Written by Evan Macedo

Although Solar Opposites was the number 1 watched show on Hulu for a time, still too many people haven’t heard of it. Since we are all supposed to be quarantined, there is no excuse to not watch TV. When I heard that one of the co-creators of Rick and Morty was making another show, I was very excited. Justin Roiland and Mike McMahan’s absurd and crude humor has created not only joy and laughter in the home, but also landmark events in the real world (Anyone else remember the McDonald’s riots over Szechauan Sauce?). How could this show compare to such an iconic masterpiece?

The short answer is: not horribly. The Hulu original has the marks of many of the streaming service’s original content: a great team, good concept, but does not quite reach the lofty expectations. Having said that, I enjoyed watching the show. 

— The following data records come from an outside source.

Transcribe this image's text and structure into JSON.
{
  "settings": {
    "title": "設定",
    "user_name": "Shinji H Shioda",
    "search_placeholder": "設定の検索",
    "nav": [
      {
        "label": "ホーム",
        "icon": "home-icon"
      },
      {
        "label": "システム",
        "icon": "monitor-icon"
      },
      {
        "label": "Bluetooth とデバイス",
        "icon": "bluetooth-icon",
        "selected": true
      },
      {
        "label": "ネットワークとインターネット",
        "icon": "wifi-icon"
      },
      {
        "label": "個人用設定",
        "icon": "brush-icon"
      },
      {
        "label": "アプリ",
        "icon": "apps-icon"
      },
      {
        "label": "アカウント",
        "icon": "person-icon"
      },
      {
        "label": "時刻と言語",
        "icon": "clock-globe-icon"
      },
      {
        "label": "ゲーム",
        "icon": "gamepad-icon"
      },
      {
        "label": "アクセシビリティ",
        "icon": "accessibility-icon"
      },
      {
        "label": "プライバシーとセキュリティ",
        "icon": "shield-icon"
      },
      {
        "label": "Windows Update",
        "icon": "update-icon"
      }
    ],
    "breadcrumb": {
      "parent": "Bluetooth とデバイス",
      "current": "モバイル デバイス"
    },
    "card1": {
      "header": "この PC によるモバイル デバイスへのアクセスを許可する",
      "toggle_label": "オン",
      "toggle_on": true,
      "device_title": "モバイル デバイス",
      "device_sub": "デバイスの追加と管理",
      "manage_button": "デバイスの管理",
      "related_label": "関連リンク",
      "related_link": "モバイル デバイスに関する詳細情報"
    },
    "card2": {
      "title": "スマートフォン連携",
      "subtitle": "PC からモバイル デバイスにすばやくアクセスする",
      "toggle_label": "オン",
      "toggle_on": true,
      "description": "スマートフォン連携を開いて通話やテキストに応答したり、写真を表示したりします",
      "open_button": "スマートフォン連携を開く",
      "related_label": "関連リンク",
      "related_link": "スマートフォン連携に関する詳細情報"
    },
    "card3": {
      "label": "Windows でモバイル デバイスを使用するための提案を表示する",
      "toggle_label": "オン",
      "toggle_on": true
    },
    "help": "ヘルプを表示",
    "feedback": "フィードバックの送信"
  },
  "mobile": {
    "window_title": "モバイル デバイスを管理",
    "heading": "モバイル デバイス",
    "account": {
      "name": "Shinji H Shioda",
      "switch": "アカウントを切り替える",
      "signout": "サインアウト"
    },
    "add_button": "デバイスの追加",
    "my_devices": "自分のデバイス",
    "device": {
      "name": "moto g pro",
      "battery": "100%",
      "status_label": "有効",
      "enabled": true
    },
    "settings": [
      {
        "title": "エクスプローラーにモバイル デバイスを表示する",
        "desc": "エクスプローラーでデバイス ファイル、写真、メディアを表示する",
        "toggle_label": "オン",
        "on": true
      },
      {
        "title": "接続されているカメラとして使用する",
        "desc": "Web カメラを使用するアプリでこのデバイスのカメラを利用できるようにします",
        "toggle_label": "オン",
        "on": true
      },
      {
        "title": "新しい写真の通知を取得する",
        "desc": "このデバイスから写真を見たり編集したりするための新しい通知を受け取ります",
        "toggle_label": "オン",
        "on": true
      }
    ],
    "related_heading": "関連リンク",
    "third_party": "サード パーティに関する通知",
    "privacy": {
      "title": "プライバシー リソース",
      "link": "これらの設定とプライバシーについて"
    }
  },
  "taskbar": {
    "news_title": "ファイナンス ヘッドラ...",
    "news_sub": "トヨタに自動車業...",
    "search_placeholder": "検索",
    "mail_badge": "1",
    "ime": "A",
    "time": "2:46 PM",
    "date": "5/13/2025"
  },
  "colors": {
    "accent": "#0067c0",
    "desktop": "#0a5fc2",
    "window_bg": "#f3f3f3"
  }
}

In short, the show centers around a “family” of aliens, living in middle America on a mission. They are waiting for their “baby,” called a Pupa, to take over the world. Korvo (Justin Roiland) and Terry (Thomas Middleditch) employ the tropes of father and wife, while their pseudo children, Yumyulack (Sean Giambrone) and Jesse (Mary Mack), play out different approaches to interacting with the humans. The family struggles to not only get along with each other, but with their community as a whole: relatable content for us all. Unfortunately, many of the storylines for the main family are better described as zany than laugh-out-loud funny. You watch, appreciating the humor, but it lacks the constant zingers that we have come to know from Rick and Morty. The show luckily keeps a similar sensibility to its creators’ predecessor, keeping the charm, even without all the flare. 


Where this show excels, the reason why the show is worth talking about, is from its side story. The troublesome Yumyulack has a shrink ray—you know, as aliens do—and shrinks humans to put in his wall. Quickly, the trapped humans create their own society, and we follow the captives trying to overthrow the dictatorship that has emerged. This storyline is so compelling, I wish it were the full show. The resistance is so well developed, you forget that you’re watching a comedy and, instead, become enveloped in an animated war piece. This is not to say that there isn’t humor during these divergents from the main family. But calling that plotline a comedy is like calling ice-cream a dessert, as opposed to the divine gift that it is. That is all I can say without spoiling too much.

Although it lacks some of the comedic firepower, one of the improvements from Rick and Morty is the heart that the characters have. While you empathize with Rick and Morty, you don’t get too upset when they face challenges, knowing that everything will be okay. The side plot of Solar Opposites keeps you guessing, and your attachment to the characters never dissipates. The family is one that we can all relate to, despite being from another planet. Hulu has already renewed the series for season 2. The show is also wonderful for the Easter eggs in the background. There is not a wasted inch on the screen. Hopefully, the show will continue to find its voice and build on the outstanding characters it has developed. It shows the solar similarities that we have more than the solar opposites. If you like zany animation, sci-fi, or an excuse to stare at a screen, this show is a worthwhile binge. HustleTV we love our Hulu shows